The Wines of Burgundy

Red Burgundy/Pinot Noir

The primary grape grown in the region is Pinot Noir. This red grape is central to the most popular wine of Burgundy and you will find the red burgundies are 100% Pinot Noir. The thing about these red wines is that they reflect the terroir, or place where they are grown, most expressively. While the typical Pinot Noir from other regions tends to lean toward the muscular, full bodied palate, these beauties from Burgundy are their own elegant example of a deeply complex, rich and earthy bouquet.

White Burgundy/Chardonnay

White burgundy is 100% Chardonnay, buttery, floral and with all the loveliness a Chardonnay is meant to possess. A white burgundy is a Chardonnay unlike any other. When the flavors play upon your palate you’ll note an expression of the terroir in which the grapes are grown. For instance, chardonnay made from grapes produced in the northern areas, such as Chablis tend to have a lean, more mineral-forward zippiness where the Côte de Beaune grapes lend a melon and tree fruit profile to their chardonnay.


Gamay is a red wine grape most notably used to make Beaujolais. Although Beaujolais is recognized as a wine region itself the grapes are often grown in Burgundy. There are Gamay wines labeled Bourgogne Gamay which lean toward a fruity and young profile. Some are blends with as much as a 15% Pinot Noir blend.
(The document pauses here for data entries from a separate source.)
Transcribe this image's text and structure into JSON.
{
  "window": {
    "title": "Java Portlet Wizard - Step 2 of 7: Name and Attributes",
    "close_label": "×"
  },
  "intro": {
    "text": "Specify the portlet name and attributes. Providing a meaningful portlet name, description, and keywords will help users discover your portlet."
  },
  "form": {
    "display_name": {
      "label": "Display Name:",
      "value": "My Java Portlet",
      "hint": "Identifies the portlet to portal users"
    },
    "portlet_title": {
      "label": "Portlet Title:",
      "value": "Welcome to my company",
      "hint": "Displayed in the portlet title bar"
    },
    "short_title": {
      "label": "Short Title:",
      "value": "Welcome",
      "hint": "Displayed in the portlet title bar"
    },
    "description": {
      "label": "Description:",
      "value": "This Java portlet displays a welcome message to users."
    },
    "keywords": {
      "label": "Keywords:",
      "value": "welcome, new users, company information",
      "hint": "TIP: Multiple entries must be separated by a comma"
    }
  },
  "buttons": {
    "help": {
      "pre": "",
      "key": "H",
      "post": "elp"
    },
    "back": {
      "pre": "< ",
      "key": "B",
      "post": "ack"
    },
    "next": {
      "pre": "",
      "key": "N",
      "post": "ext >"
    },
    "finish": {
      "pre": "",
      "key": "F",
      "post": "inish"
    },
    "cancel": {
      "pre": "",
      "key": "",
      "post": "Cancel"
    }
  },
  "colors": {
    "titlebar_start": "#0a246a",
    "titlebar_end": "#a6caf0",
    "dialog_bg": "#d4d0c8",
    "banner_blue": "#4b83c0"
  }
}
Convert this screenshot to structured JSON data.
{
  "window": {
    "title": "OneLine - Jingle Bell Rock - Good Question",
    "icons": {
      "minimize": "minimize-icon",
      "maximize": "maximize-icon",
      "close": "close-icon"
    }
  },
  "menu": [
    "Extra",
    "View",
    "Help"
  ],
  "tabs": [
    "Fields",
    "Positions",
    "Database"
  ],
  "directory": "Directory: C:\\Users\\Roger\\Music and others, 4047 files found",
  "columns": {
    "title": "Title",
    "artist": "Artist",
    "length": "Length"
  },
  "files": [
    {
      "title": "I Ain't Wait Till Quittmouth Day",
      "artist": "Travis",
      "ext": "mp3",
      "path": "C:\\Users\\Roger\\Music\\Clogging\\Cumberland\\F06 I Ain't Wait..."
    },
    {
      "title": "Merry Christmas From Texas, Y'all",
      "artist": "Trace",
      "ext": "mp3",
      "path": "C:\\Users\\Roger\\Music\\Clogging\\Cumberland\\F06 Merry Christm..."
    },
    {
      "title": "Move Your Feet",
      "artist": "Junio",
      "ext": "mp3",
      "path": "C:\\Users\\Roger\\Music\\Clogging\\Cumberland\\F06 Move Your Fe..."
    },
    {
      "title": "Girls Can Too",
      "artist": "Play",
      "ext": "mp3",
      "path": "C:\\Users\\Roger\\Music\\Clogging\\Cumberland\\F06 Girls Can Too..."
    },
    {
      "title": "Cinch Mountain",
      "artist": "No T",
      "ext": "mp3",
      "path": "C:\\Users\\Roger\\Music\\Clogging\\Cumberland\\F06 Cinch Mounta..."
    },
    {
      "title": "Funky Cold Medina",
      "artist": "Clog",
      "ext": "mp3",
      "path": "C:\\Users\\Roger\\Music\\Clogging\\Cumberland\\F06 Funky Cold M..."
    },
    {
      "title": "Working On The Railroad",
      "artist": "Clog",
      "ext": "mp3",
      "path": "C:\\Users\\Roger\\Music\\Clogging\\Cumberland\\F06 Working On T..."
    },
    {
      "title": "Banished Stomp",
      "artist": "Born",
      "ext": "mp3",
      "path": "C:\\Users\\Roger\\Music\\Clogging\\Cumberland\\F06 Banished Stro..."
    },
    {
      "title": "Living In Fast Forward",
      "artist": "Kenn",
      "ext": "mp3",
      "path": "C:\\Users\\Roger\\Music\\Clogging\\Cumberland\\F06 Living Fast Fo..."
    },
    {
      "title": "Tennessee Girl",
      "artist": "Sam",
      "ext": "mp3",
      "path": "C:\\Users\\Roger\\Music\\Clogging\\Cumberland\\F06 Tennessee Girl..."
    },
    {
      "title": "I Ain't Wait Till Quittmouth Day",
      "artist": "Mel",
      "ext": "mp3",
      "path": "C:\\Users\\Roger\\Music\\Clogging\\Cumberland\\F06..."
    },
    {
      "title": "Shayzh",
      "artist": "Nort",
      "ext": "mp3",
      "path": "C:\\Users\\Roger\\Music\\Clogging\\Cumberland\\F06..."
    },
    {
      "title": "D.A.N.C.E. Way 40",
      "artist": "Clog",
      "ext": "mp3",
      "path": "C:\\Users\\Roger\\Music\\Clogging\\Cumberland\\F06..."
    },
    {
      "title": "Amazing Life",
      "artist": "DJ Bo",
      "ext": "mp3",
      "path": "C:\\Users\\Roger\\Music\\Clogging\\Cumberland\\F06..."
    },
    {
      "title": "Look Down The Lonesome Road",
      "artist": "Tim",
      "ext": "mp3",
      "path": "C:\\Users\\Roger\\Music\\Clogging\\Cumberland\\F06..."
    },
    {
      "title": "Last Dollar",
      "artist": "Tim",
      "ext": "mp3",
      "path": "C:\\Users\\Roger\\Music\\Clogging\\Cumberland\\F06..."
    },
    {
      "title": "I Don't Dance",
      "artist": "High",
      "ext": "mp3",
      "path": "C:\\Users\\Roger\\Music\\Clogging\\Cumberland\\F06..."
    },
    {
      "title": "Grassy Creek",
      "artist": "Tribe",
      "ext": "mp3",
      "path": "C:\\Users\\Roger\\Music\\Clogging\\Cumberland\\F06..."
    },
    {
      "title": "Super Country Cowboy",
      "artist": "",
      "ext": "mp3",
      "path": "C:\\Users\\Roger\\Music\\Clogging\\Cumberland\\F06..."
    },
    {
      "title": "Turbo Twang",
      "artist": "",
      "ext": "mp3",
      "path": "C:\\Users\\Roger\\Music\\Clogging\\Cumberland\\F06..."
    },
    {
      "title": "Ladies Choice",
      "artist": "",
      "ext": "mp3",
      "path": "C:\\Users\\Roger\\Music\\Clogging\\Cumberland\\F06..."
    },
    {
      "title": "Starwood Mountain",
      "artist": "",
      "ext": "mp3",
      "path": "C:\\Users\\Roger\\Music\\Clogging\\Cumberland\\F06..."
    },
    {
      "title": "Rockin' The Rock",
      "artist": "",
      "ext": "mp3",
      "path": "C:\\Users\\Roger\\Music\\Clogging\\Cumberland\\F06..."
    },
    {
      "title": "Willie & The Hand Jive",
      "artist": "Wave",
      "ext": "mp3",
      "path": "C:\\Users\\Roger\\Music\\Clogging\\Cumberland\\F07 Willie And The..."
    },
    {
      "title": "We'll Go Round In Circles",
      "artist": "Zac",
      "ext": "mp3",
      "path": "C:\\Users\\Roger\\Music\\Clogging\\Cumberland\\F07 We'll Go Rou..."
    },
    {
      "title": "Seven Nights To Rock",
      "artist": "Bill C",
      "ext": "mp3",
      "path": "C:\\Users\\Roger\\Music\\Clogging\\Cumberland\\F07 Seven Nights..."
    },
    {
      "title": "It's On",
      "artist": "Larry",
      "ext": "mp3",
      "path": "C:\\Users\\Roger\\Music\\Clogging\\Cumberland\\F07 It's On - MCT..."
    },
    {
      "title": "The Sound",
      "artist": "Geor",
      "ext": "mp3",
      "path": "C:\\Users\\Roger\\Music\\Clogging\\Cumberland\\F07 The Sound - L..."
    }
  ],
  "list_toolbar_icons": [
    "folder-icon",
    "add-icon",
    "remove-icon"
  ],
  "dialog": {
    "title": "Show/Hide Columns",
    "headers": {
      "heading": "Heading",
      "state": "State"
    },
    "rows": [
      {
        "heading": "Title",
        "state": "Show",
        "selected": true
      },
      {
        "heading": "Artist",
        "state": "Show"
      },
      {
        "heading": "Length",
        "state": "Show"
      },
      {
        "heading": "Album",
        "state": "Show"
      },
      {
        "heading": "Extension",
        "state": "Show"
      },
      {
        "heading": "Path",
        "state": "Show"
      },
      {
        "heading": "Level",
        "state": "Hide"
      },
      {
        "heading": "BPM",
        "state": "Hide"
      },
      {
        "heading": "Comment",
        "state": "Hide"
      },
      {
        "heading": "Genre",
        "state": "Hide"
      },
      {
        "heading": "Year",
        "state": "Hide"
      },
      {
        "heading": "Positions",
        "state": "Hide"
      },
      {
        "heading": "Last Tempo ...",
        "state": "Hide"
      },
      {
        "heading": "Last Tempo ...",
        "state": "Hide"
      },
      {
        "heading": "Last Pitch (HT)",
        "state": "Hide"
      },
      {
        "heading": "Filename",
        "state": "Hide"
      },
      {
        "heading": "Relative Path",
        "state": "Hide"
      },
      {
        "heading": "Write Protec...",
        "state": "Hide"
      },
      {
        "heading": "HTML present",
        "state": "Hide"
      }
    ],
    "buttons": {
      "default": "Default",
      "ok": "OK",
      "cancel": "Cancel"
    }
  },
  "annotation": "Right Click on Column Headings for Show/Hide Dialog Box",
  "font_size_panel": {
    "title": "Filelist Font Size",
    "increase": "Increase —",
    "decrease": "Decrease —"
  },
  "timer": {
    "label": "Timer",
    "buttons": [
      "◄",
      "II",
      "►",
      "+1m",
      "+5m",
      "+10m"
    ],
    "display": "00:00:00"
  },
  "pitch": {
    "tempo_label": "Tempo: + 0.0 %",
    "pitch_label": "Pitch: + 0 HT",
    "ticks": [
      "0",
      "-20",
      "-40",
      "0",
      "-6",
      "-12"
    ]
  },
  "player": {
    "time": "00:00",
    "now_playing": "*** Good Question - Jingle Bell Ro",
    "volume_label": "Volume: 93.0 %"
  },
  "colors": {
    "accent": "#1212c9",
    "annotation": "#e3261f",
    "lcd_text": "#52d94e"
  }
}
The white aligoté grape makes for an easy drinking white wine. It’s not used for traditional white burgundies but is found in its own varietals, typically young wines. Aligoté wines may be mixed with 15% Chardonnay as a blend. The wines are regarded as light, crisp and acidic. A famous regional cocktail, Kir, is made by combining Aligoté and créme de cassis.

Crémant de Bourgogne

Since we mentioned this sparkling wine earlier we thought to include it in our guide. As with all the sparkling wines made in France, but outside of the Champagne region, this bubbly is called Crémant. The Crémant de Bourgogne is made in the same way as all French sparklers, the méthode champenoise and may be white or rosé. This Burgundy bubbly typically contains Pinot Noir or Chardonnay although some include Gamay or Aligoté.

Sip for Yourself

There are so many reasons this region of France beckons to visitors but for the wine lover it's a must-visit destination. More than any other wine in the world, a Burgundy wine reflects the terroir in the best way.

Come sip some exquisite burgundy and taste what has been referred to as “the reason wine lovers love wine”.

Burgundy village